Stillwater, Tai, Kenneth S. Kurani, Patricia L. Mokhtarian (2017) The Combined Effects of Driver Attitudes and In-Vehicle Feedback on Fuel Economy. Transportation Research Part D 52, Part A (May 2017), 277 - 288

This paper presents results from a study of driver feedback, driver attitudes, and the adoption of ecodriving behaviors. The study ran for one year; each driver was engaged in the experiment for four weeks. Narrowly defined, ecodriving represents the set of behaviors that a driver can use to minimize the energy use of a trip after the trip has begun. The general ecodriving behaviors are moderating acceleration, top speed, and braking. Ecodriving has long been recognized as a potential source of reductions in transportation energy use, with reduction estimates ranging widely from less than 5% to over 20% depending on context. In-vehicle feedback that provides drivers with salient information suited to their personal goals may be one way to motivate ecodriving. Although many studies have tested unique feedback designs, little research has been conducted into the cognitive precursors to driver behavior change that may underlie the adoption or rejection of ecodriving practices, and therefore underlie the effectiveness of any feedback design. This study examines both precursor cognitive factors and driver behavior changes with the introduction of energy feedback, using a framework hypothesizing that attitudes, social norms, perceived control, and goals influence behavior and behavior change. The study finds that the introduction of a feedback interface can both activate these cognitive factors and result in behavior change. Furthermore, the study finds that there was an overall 4.4% reduction in fuel consumption due entirely to one group that showed increases in their knowledge of fuel economy and reported high levels of technical proficiency during the experiment. Statistically significant relationships are found in this group between the magnitude of cognitive change and the magnitude of behavior change – supporting the theoretical framework. The second group made no improvement and may have been confused by the feedback. The effect of baseline (pre-feedback) performance of the drivers indicates drivers that already have highly efficient driving styles do not benefit much from feedback.

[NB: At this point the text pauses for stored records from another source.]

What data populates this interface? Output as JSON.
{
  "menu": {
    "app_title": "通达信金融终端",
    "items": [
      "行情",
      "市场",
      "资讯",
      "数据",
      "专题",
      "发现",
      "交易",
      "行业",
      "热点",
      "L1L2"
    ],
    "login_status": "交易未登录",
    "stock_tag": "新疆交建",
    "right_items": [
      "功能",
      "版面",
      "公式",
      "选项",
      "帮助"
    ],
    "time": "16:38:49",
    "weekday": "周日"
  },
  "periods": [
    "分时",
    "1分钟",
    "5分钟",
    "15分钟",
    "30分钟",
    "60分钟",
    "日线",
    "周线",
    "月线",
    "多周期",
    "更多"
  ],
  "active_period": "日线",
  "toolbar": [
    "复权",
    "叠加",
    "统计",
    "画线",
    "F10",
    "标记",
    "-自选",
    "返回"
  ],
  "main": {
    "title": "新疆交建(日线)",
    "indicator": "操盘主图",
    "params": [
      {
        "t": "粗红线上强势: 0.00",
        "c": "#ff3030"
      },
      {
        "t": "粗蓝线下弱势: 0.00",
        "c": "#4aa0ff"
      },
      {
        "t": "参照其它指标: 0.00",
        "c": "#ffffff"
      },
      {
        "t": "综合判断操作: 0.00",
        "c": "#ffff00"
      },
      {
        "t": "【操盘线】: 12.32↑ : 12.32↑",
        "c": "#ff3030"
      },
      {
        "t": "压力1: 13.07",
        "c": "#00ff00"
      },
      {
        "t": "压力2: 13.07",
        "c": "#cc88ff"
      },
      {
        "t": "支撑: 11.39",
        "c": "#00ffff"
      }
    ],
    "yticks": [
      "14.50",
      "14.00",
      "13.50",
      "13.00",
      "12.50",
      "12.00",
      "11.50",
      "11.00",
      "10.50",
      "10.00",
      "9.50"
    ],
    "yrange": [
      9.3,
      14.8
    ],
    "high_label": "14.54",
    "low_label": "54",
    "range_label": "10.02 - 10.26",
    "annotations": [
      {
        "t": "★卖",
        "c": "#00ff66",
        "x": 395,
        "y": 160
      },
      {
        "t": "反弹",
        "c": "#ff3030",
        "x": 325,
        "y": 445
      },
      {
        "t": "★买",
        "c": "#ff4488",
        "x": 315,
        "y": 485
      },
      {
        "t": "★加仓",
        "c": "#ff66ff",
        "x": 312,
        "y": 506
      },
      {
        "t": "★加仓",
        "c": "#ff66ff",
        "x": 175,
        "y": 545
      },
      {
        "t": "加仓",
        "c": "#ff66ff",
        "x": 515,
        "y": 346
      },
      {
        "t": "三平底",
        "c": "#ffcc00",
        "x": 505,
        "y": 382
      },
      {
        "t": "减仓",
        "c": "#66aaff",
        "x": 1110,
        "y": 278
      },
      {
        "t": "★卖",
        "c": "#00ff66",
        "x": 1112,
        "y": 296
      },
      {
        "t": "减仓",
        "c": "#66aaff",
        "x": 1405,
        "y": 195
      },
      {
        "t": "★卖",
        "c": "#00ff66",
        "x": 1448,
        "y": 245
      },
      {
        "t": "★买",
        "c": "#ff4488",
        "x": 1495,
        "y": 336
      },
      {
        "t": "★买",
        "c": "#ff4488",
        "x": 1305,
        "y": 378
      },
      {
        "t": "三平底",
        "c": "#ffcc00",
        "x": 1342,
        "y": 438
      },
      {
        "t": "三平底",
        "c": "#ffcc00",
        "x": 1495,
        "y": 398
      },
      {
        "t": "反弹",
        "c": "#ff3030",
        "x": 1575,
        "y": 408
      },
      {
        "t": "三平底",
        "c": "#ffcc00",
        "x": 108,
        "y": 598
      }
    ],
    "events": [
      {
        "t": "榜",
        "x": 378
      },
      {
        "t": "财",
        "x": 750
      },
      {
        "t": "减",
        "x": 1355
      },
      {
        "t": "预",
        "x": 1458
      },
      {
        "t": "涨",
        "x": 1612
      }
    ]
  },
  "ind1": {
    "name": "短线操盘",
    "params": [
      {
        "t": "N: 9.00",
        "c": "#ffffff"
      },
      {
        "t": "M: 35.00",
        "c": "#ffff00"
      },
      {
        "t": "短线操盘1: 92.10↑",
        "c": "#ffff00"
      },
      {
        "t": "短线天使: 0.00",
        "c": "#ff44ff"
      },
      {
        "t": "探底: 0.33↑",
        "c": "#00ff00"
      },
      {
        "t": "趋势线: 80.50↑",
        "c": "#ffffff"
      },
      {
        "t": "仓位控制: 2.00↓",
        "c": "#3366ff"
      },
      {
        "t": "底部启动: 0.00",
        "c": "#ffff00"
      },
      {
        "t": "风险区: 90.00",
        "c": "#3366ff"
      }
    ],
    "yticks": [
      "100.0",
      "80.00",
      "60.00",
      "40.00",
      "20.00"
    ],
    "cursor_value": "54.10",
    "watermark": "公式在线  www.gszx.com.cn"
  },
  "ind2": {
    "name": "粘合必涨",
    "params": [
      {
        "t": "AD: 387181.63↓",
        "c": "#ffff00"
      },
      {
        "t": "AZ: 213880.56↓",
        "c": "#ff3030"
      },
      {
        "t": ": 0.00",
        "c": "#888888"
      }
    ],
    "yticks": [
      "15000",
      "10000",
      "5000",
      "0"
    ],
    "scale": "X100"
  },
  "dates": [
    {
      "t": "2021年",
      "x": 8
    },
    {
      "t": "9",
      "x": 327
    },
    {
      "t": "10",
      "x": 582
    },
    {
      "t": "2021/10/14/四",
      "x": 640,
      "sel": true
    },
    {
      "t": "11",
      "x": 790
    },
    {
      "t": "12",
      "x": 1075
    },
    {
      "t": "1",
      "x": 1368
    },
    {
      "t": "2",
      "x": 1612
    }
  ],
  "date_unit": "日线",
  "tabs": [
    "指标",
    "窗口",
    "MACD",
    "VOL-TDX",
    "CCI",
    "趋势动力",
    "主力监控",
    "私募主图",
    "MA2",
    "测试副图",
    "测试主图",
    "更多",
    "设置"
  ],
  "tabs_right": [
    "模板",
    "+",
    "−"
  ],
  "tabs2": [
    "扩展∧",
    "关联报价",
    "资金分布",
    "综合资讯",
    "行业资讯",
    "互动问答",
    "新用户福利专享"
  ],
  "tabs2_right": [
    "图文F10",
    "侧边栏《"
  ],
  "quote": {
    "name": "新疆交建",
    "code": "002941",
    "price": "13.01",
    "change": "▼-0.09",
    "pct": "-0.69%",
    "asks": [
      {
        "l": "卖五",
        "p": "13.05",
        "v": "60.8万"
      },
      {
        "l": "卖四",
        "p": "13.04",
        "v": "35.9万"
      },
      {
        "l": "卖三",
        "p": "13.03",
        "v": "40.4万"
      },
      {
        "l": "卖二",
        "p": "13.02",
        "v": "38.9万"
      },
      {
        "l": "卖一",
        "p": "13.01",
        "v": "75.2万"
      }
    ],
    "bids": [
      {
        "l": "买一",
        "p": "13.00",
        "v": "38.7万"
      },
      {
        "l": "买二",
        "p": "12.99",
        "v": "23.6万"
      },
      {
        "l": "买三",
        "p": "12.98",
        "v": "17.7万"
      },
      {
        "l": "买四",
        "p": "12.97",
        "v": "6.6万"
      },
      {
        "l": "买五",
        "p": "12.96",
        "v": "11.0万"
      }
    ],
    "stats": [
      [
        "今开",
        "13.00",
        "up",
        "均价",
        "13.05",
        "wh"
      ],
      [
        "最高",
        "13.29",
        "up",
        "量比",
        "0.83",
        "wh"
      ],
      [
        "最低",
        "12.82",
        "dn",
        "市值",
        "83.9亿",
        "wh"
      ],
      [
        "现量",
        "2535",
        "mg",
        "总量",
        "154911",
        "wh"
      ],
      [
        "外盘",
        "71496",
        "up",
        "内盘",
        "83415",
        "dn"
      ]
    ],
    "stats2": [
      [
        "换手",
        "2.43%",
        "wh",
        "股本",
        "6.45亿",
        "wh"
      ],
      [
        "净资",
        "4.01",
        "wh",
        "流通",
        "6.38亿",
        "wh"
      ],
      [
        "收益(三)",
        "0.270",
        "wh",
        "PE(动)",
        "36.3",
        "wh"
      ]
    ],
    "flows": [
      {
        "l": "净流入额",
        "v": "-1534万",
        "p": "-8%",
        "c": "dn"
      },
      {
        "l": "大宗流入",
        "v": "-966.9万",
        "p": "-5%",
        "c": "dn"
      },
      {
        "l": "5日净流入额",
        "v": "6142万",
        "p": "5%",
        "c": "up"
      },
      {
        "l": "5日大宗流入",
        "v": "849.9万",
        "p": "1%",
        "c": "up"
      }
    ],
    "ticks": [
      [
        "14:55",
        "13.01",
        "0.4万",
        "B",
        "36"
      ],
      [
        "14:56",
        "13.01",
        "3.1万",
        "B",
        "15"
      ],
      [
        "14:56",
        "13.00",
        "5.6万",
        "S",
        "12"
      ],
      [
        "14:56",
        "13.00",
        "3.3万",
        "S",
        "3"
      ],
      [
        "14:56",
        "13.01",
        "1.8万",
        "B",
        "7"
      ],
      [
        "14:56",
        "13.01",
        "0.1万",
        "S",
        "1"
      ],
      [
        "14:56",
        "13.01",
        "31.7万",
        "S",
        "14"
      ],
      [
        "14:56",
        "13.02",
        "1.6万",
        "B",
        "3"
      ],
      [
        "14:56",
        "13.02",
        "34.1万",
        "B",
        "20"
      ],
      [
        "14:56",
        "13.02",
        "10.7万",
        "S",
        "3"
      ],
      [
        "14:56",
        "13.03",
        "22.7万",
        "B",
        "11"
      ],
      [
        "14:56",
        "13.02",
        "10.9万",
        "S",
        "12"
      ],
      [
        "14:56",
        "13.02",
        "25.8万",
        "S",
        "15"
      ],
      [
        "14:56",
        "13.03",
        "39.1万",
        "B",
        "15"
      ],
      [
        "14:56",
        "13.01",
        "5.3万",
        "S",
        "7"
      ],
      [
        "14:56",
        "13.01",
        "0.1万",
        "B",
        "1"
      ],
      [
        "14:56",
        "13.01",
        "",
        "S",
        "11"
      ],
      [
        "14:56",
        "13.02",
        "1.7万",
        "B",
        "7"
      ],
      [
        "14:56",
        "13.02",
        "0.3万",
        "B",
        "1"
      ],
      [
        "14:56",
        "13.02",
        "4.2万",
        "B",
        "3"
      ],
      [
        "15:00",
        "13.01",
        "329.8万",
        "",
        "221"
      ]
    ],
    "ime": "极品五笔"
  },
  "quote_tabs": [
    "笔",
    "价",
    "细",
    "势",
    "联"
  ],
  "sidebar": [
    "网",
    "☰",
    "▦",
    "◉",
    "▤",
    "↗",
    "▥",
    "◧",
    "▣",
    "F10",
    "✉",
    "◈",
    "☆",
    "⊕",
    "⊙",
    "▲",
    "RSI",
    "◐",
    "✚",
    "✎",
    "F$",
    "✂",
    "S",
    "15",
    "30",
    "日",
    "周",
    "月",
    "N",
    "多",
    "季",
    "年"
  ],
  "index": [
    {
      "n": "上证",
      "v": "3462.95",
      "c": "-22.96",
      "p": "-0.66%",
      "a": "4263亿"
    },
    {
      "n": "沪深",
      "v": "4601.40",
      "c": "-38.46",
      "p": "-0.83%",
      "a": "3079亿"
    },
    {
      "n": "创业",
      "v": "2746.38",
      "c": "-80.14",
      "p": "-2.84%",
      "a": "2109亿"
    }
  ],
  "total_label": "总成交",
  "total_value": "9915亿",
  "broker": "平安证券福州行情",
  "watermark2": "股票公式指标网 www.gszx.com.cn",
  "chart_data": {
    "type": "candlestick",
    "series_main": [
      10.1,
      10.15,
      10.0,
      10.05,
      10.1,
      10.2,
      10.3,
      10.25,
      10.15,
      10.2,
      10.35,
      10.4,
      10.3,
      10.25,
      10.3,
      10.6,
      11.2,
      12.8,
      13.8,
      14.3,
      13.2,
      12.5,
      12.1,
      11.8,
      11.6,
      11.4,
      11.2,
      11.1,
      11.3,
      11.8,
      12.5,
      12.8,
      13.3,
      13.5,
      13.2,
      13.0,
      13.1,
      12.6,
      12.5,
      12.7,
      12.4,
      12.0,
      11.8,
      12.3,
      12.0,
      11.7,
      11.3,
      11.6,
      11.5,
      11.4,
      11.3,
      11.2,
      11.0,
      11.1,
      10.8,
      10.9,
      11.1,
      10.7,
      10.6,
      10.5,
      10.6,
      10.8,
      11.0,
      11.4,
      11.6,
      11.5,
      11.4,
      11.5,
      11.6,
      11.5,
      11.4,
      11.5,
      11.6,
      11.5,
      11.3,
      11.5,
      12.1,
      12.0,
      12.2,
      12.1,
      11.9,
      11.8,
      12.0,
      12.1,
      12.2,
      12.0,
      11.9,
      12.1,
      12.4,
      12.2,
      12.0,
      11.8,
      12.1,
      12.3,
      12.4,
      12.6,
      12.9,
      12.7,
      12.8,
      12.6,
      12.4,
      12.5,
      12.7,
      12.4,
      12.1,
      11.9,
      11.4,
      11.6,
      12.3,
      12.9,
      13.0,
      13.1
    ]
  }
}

Keywords: fuel economy, feedback, behavior change, driver behavior, automobile, efficiency